Why Patients Won't Fill Your Prescriptions

Charles P. Vega, MD


September 02, 2014

In This Article

Clinical Pearls

• During the period from 2007 to 2008, nearly one half of Americans received a prescription for medications in the past month. Nonetheless, previous research demonstrates that many of these prescriptions are never filled. The current study reports a primary nonadherence rate of 31%.

• Variables associated with higher rates of medication nonadherence in the current study included younger patient age, more expensive medications, a greater total of medications prescribed, and more severe chronic illness.

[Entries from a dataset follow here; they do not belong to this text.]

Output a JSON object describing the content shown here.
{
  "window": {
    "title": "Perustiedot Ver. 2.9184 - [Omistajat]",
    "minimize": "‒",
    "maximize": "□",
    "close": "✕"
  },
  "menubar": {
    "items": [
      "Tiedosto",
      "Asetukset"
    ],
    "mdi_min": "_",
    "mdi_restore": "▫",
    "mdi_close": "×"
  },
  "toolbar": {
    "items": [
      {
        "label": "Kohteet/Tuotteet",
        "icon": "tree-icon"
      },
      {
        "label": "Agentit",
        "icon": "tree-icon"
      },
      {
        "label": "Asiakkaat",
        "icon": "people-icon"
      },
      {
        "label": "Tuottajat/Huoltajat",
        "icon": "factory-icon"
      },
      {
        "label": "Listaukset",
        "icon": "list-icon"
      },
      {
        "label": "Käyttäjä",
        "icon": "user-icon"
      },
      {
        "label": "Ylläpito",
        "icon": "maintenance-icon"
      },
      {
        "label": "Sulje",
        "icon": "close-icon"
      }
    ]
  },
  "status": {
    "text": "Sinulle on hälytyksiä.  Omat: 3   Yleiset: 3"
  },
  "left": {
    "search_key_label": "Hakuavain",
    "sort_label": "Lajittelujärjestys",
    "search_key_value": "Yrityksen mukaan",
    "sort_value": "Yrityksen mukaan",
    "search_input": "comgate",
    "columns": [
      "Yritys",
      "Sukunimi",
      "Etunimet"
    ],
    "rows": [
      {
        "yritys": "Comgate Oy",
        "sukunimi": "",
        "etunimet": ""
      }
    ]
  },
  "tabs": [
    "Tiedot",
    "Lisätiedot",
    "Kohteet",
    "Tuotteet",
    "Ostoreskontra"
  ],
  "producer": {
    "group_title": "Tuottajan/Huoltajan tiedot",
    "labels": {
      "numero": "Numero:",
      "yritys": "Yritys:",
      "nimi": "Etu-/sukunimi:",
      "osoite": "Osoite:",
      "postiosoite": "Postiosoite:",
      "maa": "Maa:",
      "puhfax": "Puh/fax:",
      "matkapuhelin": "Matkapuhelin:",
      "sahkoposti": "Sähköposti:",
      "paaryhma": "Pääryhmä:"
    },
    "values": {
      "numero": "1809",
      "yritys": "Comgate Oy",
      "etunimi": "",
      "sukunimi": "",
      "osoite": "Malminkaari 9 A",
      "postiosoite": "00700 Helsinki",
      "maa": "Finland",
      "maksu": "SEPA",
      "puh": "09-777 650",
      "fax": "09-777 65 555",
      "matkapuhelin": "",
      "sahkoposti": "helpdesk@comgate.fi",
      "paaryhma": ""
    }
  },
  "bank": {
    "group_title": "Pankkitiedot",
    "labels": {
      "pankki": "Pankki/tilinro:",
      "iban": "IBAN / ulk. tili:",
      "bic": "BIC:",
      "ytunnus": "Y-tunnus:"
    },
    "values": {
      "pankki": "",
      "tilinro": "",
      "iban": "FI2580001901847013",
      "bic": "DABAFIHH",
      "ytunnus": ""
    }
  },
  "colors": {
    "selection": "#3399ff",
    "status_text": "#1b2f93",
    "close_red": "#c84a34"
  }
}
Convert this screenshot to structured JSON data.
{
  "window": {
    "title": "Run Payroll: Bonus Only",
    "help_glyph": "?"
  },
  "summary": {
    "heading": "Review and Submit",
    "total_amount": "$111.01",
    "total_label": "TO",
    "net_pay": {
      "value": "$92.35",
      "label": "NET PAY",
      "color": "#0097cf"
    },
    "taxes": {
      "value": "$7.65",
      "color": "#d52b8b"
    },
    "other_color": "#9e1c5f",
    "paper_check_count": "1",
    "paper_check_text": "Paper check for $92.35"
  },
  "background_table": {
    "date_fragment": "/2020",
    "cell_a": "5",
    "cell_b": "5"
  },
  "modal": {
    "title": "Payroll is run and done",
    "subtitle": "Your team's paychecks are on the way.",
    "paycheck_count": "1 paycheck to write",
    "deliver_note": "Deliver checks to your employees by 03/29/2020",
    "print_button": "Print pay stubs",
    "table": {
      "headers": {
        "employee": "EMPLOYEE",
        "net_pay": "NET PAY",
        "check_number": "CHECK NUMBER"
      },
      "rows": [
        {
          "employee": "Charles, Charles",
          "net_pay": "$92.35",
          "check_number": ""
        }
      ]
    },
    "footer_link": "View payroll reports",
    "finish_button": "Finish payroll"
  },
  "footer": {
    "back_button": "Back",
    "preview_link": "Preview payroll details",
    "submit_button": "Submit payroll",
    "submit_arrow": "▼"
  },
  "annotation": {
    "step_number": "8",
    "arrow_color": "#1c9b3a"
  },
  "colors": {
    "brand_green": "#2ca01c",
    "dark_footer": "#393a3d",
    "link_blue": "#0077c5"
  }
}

• Adherence rates were higher for acute medications, such as anti-infective drugs, but were lowest for such medications as lipid-lowering therapy and thyroid medications.

• Previous research demonstrates that improving chronic medication adherence is resource-intensive and does not necessarily improve clinical outcomes. However, multidisciplinary patient care programs may help to reduce the use of unnecessary or harmful medications while promoting adherence to important drugs.


Comments on Medscape are moderated and should be professional in tone and on topic. You must declare any conflicts of interest related to your comments and responses. Please see our Commenting Guide for further information. We reserve the right to remove posts at our sole discretion.